## TO DO
From the material below, return every line that includes "text".

## RECORDED DATA
----------------
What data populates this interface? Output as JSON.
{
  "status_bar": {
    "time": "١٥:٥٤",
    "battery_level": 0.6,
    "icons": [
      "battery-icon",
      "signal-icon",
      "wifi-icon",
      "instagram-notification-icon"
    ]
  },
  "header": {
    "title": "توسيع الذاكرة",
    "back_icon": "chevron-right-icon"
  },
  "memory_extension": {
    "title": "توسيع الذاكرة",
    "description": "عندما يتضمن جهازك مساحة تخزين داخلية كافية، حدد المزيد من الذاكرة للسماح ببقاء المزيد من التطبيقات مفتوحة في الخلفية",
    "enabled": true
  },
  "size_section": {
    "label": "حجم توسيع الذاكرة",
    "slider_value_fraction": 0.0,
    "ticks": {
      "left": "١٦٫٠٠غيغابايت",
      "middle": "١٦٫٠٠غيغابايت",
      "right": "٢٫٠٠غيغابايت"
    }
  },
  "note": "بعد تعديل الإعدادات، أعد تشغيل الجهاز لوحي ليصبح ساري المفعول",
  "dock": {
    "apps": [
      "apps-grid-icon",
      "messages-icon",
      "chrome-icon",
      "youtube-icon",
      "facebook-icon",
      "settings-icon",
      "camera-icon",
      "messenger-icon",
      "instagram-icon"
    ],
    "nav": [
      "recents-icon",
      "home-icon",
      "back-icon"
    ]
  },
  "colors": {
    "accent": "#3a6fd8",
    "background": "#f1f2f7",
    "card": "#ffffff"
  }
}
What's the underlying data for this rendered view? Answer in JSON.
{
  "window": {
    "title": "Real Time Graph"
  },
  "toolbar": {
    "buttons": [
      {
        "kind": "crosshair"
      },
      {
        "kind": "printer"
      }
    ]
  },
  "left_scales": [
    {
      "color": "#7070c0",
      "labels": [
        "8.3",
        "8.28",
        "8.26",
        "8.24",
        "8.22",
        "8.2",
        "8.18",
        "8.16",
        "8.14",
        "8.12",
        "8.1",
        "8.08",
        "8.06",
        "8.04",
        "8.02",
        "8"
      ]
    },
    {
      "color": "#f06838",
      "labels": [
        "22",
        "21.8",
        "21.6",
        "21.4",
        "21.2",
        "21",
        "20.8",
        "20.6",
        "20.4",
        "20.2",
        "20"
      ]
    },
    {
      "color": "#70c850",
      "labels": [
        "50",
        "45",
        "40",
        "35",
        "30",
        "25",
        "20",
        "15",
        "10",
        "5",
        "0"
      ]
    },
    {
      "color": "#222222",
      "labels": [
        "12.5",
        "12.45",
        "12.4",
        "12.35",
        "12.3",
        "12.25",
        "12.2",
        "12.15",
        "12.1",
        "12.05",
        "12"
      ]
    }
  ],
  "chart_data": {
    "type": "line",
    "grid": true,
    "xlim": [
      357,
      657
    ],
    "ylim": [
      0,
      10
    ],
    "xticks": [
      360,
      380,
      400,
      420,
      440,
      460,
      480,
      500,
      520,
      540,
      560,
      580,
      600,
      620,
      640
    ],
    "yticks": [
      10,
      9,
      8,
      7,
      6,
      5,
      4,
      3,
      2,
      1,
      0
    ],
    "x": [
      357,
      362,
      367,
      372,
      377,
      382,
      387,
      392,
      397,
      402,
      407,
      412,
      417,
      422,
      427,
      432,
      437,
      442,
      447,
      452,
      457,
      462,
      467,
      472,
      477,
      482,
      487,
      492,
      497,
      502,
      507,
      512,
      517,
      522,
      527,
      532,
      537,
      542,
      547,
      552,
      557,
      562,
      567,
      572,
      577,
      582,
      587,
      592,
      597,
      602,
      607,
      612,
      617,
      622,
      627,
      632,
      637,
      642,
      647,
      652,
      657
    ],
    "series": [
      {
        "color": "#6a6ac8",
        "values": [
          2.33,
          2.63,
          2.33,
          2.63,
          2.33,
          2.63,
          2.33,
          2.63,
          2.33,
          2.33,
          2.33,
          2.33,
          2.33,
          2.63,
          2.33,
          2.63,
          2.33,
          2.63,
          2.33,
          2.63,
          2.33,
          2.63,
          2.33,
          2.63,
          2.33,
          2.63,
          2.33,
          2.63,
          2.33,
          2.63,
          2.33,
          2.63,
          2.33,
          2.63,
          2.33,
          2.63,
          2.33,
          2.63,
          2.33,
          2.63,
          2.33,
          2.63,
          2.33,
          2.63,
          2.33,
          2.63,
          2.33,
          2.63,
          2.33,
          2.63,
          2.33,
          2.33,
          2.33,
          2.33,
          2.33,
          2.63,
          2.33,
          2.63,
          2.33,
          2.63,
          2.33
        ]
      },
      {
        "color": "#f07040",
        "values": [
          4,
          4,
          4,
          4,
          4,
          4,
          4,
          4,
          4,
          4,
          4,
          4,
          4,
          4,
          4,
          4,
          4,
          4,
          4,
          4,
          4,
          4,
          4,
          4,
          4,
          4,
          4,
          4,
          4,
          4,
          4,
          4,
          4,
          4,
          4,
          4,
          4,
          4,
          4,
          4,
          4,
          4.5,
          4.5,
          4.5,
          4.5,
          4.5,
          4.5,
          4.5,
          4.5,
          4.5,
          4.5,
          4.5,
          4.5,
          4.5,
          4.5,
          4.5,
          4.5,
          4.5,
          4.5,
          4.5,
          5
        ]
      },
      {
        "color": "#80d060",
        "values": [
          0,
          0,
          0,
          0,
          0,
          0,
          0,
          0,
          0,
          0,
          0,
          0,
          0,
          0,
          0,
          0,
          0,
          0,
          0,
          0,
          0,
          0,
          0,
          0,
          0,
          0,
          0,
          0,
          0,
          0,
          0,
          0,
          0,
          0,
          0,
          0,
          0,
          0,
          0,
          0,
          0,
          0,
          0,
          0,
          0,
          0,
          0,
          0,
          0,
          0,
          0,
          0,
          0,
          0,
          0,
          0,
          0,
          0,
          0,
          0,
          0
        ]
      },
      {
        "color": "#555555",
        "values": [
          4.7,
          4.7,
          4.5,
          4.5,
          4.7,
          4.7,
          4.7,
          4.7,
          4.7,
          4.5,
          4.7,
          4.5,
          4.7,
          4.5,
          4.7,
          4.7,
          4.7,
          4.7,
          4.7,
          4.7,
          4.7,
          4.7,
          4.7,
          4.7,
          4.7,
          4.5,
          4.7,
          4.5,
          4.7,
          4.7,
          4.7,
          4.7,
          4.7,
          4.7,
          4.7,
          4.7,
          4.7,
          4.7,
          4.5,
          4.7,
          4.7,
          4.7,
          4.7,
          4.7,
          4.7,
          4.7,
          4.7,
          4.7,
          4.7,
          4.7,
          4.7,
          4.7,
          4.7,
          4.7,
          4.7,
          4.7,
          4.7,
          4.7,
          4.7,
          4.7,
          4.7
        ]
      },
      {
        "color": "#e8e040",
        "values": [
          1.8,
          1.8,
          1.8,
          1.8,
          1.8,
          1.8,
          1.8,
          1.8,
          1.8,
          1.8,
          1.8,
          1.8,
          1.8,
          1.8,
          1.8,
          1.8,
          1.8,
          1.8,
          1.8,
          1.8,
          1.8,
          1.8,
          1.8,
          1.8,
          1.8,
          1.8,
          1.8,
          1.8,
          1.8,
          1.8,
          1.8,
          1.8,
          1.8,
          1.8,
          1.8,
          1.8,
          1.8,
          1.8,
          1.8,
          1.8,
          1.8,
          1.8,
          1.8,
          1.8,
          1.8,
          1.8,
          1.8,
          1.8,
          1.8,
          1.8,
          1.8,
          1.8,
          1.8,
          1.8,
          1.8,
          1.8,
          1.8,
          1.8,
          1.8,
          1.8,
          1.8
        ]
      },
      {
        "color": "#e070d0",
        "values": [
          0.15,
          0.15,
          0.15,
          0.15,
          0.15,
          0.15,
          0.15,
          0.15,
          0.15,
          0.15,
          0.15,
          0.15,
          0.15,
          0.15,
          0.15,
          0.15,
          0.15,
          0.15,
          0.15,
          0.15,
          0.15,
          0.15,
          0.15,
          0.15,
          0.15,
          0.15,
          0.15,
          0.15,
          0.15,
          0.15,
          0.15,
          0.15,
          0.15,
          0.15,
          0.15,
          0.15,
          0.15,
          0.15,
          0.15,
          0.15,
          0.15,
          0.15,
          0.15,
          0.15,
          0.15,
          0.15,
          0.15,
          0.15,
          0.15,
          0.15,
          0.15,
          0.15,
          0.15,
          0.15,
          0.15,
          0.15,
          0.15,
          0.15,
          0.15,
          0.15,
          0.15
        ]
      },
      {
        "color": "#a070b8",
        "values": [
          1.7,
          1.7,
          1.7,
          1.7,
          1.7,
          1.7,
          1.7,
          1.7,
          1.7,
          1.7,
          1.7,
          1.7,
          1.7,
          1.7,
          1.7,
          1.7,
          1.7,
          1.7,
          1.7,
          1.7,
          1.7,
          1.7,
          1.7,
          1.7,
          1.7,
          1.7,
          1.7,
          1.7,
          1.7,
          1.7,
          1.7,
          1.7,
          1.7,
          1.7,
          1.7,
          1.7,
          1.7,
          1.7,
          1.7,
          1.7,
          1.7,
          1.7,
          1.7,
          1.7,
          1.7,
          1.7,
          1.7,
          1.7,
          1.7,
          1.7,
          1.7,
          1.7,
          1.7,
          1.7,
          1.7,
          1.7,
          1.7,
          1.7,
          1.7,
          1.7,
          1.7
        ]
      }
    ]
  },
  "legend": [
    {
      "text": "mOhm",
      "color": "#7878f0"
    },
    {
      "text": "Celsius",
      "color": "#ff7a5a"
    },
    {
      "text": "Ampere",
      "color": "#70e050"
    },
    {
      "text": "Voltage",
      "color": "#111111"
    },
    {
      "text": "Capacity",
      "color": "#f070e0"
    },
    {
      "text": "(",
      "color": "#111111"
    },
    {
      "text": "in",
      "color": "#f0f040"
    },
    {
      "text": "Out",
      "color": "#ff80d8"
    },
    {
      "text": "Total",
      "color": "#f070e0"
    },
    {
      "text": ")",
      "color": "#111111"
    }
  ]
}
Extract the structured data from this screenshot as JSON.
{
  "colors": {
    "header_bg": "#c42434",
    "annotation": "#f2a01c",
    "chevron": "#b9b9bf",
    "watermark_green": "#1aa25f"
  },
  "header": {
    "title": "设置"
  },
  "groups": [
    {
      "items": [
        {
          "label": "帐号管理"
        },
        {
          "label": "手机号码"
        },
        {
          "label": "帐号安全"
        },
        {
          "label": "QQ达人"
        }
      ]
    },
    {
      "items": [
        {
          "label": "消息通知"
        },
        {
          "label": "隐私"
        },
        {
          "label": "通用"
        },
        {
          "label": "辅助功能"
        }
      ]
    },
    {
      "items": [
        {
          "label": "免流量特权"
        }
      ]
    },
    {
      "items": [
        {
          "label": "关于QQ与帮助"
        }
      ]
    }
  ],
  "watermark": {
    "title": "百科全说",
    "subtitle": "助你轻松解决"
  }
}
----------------
## EXERCISE SOLUTION
      "text": "mOhm",
      "text": "Celsius",
      "text": "Ampere",
      "text": "Voltage",
      "text": "Capacity",
      "text": "(",
      "text": "in",
      "text": "Out",
      "text": "Total",
      "text": ")",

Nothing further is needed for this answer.